Q.: Doug, for Women in Crime Ink readers who don’t know you, please give us a little about your background.
A.: I'm a Southerner, having grown up in Huntsville, Alabama, graduated from the University of Alabama for both college and medical school and then did my cardiology training at the Texas Heart Institute in Houston. I now practice cardiology in Orange County, California. I write both fiction and nonfiction, have won the Macavity Award, and been nominated for an Edgar Award. I also consult with the writers of many TV shows, including Law & Order, CSI: Miami, Diagnosis Murder, Monk, Judging Amy, Peacemakers, Cold Case, House, Medium, Women’s Murder Club, and 1-800-Missing.
Q.: You are considered an expert in forensic science. How do you use those skills?
A.: I don't work in the forensic field and do not consider myself an expert but more an interested party. Being a physician, the terminology and the science behind forensic science is not foreign to me, so it wasn’t difficult to educate myself in the field. Now I use it to translate this often difficult science into simple terms for writers and hopefully to help them use this information in their stories. So I'm more or less a translator for fiction writers.
Q.: What are you doing to stay abreast of today’s forensic science?
A.: I read anything and everything that has to do with the field. I stay on top of it through the many scientific blogs, scientific journals, and rummaging around the net. I will say that a lot of my research is stimulated by the questions I receive from writers who want to know some forensic detail for their story. I probably learn more from the questions that are asked than the questioner learns from my answers. I am constantly amazed at the creative mind of fiction writers and the wild scenarios and questions they come up with.
Q.: What do you think about the state of forensics today? Do you see progress being made?
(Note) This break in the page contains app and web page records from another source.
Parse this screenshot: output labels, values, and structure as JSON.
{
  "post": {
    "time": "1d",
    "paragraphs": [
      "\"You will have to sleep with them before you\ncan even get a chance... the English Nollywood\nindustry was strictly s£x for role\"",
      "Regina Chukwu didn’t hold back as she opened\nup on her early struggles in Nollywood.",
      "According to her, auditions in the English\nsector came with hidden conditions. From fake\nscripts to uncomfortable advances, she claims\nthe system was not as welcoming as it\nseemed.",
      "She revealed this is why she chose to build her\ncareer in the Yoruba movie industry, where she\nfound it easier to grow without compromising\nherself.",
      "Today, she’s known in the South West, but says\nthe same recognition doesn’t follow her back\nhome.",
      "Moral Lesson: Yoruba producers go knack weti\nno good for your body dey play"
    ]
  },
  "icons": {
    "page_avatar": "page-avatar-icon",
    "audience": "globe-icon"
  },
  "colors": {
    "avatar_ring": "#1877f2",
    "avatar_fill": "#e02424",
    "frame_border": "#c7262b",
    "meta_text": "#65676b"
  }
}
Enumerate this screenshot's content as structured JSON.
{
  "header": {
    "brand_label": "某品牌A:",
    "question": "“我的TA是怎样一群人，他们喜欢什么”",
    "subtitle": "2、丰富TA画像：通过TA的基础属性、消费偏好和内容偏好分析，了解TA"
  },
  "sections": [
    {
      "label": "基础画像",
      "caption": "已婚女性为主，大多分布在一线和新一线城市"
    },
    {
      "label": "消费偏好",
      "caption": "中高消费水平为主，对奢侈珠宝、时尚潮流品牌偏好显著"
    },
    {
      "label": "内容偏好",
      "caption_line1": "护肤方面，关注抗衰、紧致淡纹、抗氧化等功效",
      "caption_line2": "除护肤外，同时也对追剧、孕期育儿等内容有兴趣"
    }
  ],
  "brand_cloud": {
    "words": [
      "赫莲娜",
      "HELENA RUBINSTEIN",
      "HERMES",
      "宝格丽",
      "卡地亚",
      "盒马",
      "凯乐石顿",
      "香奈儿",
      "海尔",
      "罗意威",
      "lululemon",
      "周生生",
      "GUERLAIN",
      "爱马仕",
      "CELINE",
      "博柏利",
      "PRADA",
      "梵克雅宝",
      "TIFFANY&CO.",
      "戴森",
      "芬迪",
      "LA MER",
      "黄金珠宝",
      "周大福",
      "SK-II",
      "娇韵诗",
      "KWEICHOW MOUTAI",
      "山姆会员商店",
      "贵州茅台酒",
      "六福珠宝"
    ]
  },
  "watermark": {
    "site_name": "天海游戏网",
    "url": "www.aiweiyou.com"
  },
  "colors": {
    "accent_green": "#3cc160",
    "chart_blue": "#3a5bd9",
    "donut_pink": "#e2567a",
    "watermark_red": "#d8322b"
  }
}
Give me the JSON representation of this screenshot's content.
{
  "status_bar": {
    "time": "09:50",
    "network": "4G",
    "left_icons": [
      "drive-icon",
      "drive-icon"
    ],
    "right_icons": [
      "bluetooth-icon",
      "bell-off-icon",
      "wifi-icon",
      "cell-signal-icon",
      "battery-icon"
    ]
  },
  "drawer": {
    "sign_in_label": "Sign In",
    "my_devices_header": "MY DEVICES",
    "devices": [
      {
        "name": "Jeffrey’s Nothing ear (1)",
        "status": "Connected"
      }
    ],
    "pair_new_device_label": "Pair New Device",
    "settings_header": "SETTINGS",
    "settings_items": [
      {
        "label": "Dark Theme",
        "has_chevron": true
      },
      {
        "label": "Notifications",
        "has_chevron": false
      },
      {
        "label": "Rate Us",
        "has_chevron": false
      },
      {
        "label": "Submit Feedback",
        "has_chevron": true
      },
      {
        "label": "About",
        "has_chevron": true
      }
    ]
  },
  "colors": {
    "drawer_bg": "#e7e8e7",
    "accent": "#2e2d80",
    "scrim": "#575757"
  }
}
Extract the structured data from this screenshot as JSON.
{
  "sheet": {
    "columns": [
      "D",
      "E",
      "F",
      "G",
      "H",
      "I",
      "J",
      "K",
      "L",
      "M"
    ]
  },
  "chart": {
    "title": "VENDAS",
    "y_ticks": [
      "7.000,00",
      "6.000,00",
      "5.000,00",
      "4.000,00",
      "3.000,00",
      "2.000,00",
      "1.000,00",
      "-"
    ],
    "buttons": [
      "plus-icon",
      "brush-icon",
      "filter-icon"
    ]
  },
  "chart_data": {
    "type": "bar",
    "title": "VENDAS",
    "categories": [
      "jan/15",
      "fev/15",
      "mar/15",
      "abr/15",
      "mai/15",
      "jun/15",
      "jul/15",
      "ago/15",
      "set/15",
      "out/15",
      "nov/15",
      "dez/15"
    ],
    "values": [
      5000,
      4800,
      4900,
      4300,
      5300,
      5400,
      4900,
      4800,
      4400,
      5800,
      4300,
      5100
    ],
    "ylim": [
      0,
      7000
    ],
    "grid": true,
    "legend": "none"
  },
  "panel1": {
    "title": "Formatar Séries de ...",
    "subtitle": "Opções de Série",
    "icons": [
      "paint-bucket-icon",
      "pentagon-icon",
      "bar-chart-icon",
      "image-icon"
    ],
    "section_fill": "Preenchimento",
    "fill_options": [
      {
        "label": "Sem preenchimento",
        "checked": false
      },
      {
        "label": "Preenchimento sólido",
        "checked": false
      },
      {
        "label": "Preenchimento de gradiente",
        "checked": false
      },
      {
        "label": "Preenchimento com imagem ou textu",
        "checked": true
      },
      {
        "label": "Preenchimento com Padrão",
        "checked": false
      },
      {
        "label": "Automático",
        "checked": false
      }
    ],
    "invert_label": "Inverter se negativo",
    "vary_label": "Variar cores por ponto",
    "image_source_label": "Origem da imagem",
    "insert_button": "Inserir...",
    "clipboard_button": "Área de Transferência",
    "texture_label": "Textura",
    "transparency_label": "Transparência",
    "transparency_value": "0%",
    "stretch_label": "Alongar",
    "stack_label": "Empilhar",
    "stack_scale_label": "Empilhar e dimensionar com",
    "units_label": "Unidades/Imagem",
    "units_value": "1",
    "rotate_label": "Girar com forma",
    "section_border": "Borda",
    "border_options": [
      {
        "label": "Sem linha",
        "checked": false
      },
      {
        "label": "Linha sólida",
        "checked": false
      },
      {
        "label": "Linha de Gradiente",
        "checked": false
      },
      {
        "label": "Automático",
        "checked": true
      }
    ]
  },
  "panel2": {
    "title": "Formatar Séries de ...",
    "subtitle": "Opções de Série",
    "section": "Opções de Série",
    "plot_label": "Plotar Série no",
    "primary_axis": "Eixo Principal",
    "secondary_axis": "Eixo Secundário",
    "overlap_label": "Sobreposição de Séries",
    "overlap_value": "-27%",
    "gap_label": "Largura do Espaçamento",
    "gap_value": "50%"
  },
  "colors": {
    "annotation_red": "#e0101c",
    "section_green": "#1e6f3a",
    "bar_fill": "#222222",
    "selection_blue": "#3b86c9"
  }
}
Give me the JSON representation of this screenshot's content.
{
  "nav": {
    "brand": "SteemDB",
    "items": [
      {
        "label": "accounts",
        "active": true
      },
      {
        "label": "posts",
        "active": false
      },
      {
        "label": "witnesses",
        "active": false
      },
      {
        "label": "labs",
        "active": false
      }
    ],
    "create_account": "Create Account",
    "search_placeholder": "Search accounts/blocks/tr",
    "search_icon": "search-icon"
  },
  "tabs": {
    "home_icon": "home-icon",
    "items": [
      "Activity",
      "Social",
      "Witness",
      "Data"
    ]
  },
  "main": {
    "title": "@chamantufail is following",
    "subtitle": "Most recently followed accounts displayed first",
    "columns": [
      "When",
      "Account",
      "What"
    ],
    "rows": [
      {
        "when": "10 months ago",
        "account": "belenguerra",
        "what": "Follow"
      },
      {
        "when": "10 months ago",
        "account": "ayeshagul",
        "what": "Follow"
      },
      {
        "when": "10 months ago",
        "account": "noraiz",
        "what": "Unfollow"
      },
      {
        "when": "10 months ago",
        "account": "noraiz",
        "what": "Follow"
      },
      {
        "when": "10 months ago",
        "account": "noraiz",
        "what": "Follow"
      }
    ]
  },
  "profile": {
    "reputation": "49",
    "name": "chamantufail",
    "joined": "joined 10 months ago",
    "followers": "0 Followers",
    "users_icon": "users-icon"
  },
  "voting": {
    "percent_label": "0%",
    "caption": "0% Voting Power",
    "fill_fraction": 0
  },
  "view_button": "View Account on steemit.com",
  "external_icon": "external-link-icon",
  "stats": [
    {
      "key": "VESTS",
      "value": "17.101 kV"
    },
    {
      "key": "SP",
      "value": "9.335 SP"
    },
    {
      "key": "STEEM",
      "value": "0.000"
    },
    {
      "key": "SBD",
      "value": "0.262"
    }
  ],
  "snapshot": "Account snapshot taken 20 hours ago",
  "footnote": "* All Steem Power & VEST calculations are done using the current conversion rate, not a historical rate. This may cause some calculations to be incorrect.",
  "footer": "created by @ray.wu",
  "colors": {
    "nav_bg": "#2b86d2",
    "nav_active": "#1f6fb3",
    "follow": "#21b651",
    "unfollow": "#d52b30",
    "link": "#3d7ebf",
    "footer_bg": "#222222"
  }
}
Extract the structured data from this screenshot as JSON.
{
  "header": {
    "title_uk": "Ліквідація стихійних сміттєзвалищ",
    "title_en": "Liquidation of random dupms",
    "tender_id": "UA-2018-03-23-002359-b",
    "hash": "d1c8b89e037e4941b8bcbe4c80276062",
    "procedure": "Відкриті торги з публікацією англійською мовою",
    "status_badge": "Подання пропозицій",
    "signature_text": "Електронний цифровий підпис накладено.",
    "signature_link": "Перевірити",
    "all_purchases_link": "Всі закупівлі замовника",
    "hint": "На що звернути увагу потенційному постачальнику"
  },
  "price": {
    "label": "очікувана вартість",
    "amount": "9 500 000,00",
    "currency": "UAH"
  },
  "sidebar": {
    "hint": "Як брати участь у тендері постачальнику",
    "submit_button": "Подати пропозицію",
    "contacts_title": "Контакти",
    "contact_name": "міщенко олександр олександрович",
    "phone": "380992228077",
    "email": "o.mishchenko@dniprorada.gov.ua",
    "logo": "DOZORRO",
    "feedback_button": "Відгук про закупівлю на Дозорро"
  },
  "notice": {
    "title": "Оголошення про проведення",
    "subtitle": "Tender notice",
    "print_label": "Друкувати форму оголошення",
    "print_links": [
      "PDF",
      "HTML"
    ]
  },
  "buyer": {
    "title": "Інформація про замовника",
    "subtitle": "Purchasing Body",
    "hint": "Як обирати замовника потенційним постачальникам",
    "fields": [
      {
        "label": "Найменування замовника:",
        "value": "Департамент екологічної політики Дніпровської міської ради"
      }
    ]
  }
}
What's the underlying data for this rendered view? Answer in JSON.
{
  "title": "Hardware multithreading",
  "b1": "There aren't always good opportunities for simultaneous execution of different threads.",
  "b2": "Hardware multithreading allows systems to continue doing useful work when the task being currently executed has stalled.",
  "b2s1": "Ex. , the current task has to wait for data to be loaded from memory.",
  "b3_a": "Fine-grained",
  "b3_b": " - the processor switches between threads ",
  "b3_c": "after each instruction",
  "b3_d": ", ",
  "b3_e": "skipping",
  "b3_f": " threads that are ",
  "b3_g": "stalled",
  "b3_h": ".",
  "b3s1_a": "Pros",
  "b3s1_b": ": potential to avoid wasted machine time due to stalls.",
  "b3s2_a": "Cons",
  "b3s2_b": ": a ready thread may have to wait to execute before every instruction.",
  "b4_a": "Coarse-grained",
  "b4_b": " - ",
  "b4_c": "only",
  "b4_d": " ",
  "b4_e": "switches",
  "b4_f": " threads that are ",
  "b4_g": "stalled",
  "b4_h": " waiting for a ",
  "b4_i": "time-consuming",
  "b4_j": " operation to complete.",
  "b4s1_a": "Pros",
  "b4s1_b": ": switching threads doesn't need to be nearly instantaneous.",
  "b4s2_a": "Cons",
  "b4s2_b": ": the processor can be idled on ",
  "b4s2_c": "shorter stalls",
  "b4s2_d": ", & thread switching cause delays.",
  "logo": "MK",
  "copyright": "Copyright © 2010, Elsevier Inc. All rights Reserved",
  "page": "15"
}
Are we staying ahead of the criminals?
A.: Like any science, forensic science progresses in fits and spurts. The hot topic of recent years has been DNA and there have been some incredible advances in this arena. With the new so-called "touch DNA" techniques, investigators are finding DNA samples in places they never looked before. A simple fingerprint will often contain the person's DNA because these prints are made up of oils and skin cells left behind when an object is touched. With the newer DNA testing techniques a single cell is enough for DNA profiling in many cases.
Q.: Thank you for the review copy of your latest book, Stress Fracture. Can you provide a brief book jacket explanation?
A.: Stress Fracture is the first in my new Dub Walker series. It’s set in Huntsville and revolves around the world of murder and forensic science. In the story, a series of brutal killings take place that are very confusing to Dub in that each killing suggests that the killer on one hand is cold and methodical while on the other is frenzied and out of control. It creates a difficult profiling situation and makes tracking the killer problematic. He leaves little evidence behind yet appears to be completely insane, a situation that the profilers call a "mixed presentation." Of course, it becomes personal when a close friend of Dub’s is murdered and both Dub and his ex-wife Claire McBride are threatened directly by the killer.
Q.: Your main character, Dub Walker, is a crime scene and evidence analyst. What is he responsible for? Are you are going to pepper all your stories with forensic science details?
A.: Dub almost made it through medical school but dropped out three months from the finish line when his sister was abducted. He was supposed to meet her at a certain place and at a certain time but was delayed. When he got there she was gone. Never seen again. This drove him into depression, which ultimately led to him joining the Marines where he was an MP and got his head screwed back on. After that, he worked at the Alabama Department of Forensic Science in Huntsville where he gained his expertise in forensic investigations. He also did a stint with the FBI's Behavioral Assessment Unit where he learned more about criminal behavior. He then became a writer and teacher on these subjects, which led to his being consulted on difficult cases around the country. He brings a broad spectrum of knowledge and experience to the cases and has a knack for thinking outside the box.
And yes, each story in the series relies heavily on forensic science. Stress Fracture deals with PTSD as well as criminal behavior and the second in the series, Hot Lights, Cold Steel, which is already completed and will be out in 2011, deals with robotic surgery. So each book contains not only forensic science but also medical science.
Q.: Would you care to share details about your writers' forensic blog?
A.: I started the blog in order to communicate with writers about forensic issues. It is meant primarily for writers though I have readers who cover a very broad spectrum, including police officers, attorneys, forensic experts, and many others. I try to take something interesting that I've seen in my net searches, or maybe stimulated by a question from a writer, or perhaps some crime story that appears in the papers or on television, and use that as a springboard to discuss some forensic technique. When I post things to my blog I always attempt to keep writers in mind and ask myself—What about this story might help a writer with something they're working on or perhaps generate a new story idea? And of course, I learn a lot doing it.
Q.: Is there anything else you would like to tell Women in Crime Ink readers?
A.: Those of you who write, keep writing. Those of you who read, keep reading. We writers love our readers.